━━ SOURCE MATERIAL ━━

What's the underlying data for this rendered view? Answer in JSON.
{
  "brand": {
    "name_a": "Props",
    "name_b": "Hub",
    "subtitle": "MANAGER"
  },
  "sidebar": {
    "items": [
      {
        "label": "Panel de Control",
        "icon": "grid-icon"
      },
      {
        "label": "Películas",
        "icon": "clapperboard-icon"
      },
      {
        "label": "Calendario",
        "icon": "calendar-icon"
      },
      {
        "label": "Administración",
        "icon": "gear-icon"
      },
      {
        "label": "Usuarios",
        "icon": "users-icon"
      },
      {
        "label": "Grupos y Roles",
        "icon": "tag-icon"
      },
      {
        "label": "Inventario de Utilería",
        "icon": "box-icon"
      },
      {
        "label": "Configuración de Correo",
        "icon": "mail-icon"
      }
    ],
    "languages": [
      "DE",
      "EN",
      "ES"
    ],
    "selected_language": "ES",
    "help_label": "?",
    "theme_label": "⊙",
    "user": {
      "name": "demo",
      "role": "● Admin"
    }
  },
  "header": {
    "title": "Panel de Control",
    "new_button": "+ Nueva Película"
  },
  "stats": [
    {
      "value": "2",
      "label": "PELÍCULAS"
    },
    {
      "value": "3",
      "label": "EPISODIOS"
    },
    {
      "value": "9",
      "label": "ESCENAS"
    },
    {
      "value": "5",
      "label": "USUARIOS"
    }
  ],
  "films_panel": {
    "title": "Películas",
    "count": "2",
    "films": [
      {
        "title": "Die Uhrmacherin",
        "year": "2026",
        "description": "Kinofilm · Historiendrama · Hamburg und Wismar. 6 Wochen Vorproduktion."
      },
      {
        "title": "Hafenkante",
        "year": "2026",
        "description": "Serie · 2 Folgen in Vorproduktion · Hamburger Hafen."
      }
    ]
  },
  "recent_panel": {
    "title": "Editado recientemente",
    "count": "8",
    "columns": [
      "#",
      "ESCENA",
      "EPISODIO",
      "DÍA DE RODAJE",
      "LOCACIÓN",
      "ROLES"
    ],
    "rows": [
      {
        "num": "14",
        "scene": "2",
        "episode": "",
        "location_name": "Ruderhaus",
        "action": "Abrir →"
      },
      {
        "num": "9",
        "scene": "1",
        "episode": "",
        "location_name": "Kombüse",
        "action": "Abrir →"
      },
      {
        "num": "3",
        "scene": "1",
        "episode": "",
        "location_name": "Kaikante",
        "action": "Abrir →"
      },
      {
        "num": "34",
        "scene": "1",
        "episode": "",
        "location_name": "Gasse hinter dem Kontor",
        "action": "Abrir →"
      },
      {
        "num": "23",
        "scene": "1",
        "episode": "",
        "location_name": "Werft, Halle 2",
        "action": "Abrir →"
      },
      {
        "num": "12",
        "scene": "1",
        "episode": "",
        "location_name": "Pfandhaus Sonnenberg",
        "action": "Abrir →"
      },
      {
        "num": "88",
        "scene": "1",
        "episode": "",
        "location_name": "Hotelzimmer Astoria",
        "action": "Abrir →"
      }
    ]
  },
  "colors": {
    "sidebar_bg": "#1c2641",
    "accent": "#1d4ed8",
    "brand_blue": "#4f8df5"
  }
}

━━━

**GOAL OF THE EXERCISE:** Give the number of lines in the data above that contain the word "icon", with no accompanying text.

**WRITTEN ANSWER:** 8